▶ [PROMPT]: Determine how many lines in the entries below contain "computer", and output that number alone.

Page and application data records
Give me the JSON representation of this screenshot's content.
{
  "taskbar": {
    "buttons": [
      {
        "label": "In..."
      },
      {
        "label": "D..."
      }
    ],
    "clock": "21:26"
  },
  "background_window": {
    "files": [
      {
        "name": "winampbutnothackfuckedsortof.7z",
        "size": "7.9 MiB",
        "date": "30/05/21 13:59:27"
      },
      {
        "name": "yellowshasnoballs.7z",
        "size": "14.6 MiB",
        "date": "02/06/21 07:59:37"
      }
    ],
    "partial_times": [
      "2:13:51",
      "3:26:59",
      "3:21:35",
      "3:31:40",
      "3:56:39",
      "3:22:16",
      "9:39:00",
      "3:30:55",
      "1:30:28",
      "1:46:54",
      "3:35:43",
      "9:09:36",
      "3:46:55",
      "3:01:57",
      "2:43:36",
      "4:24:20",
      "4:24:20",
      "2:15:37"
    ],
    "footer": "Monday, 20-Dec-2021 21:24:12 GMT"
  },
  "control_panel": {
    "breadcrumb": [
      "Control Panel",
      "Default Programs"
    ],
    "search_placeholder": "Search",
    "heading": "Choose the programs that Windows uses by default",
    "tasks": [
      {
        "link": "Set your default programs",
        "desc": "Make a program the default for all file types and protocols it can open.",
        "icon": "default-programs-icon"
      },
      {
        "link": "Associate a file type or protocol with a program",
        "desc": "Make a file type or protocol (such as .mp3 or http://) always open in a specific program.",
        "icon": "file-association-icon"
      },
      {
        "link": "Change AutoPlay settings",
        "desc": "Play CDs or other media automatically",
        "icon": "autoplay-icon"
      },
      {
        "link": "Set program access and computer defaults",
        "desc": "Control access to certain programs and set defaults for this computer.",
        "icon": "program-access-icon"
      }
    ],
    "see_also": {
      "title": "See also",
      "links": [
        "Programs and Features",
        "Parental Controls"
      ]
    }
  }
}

▶ [EXERCISE OUTPUT]: 2